When an 80-year-old Chinese woman in a wheelchair gave me the same look, my confidence faltered. Was my hair sticking out? Were there food remnants on my jeans? I snuck a peek in a reflective window one block later and realized with first horror and then amusement that it was neither something particularly attractive nor something particularly crazy that was attracting so much attention. It was cold out and my boobs, which are considerably saggier than they used to be thanks to a year of breastfeeding, were pointing south. Actually, to be perfectly accurate, one was pointing southeast, the other southwest. The headlights were on and they were pointing at my armpits -- you get my drift.
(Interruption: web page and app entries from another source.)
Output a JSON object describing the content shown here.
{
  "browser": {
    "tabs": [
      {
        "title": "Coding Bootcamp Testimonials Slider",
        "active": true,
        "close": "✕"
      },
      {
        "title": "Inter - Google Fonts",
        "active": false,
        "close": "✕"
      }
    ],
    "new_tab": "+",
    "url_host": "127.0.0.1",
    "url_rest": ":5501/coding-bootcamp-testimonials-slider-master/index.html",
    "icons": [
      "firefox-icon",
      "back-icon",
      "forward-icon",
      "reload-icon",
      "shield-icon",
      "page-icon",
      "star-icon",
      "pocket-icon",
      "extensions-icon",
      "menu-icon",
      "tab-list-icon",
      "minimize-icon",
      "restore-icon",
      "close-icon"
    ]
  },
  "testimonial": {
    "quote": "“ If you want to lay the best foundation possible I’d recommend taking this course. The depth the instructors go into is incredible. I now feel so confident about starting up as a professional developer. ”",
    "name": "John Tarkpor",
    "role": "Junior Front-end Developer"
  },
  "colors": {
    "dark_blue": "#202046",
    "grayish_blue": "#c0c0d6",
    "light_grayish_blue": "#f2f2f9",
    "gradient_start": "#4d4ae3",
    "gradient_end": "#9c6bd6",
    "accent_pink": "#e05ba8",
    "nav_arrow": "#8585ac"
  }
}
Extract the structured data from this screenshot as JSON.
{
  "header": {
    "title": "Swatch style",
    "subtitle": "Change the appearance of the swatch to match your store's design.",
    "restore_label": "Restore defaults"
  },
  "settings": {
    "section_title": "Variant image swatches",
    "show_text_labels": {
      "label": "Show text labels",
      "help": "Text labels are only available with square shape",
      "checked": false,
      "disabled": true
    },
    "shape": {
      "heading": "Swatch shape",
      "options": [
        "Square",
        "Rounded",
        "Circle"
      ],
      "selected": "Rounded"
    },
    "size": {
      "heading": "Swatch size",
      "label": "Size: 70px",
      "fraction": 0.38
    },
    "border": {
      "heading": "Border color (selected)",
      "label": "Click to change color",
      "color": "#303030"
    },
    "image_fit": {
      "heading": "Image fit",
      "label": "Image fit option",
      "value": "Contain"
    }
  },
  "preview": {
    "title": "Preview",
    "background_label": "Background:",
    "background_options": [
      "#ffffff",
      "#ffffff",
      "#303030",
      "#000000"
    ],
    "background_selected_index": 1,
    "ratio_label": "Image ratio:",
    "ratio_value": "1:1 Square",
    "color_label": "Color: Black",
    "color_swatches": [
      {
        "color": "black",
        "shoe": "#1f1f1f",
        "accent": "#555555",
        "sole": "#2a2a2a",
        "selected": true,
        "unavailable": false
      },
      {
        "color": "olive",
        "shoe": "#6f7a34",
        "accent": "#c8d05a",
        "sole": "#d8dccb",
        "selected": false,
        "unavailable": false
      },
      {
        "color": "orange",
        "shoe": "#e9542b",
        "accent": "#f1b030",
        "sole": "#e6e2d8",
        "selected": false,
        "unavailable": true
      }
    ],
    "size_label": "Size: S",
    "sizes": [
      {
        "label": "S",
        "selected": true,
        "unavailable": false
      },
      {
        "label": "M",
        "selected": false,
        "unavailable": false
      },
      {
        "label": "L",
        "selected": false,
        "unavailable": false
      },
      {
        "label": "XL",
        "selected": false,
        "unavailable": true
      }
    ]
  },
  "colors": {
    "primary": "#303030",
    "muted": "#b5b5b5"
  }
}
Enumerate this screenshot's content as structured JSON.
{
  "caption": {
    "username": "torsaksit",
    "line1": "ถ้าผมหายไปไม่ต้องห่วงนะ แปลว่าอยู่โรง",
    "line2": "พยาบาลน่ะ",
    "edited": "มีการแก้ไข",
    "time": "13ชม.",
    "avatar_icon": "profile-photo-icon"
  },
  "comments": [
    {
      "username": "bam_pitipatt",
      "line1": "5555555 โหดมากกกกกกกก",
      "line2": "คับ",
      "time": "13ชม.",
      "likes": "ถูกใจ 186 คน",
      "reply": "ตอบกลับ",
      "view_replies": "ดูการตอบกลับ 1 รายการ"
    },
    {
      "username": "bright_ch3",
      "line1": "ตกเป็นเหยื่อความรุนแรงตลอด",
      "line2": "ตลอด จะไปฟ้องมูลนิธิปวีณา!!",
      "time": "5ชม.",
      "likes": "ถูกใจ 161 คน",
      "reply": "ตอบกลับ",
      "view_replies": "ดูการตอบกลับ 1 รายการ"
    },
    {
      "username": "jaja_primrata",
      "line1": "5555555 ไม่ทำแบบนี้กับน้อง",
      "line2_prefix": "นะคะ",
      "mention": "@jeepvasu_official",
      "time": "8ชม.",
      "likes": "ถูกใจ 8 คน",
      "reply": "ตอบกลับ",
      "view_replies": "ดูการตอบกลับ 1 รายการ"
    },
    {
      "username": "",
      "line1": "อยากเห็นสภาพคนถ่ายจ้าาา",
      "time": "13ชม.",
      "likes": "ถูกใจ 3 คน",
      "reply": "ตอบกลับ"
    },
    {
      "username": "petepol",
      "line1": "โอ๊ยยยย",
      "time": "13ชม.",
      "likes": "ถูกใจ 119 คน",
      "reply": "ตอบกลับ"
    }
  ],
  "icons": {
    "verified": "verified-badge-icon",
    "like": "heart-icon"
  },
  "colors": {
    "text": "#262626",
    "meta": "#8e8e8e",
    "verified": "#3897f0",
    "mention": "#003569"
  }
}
I was wearing a thin, white cotton tee so there wasn’t much left to the imagination.

"Gross!" was my first reaction. Then, "Hilarious! People have been staring at my fucking mom tits all morning."

For a while I walked down the street with my arms folded across my chest, but then I decided I didn’t care. Having saggy boobs has zero impact on how I feel about myself, dammit. I reached down and pulled the girls into a less awkward position, never mind the crowd of people walking toward me.

It’s not that I no longer care about saggy boobs and stretch marks, or trying to regain some sort of muscle tone in the area formerly known as my abs, it’s just that none of those things has an effect on how I feel about myself or my life anymore. And that's a huge gift I wasn’t expecting motherhood to bring me.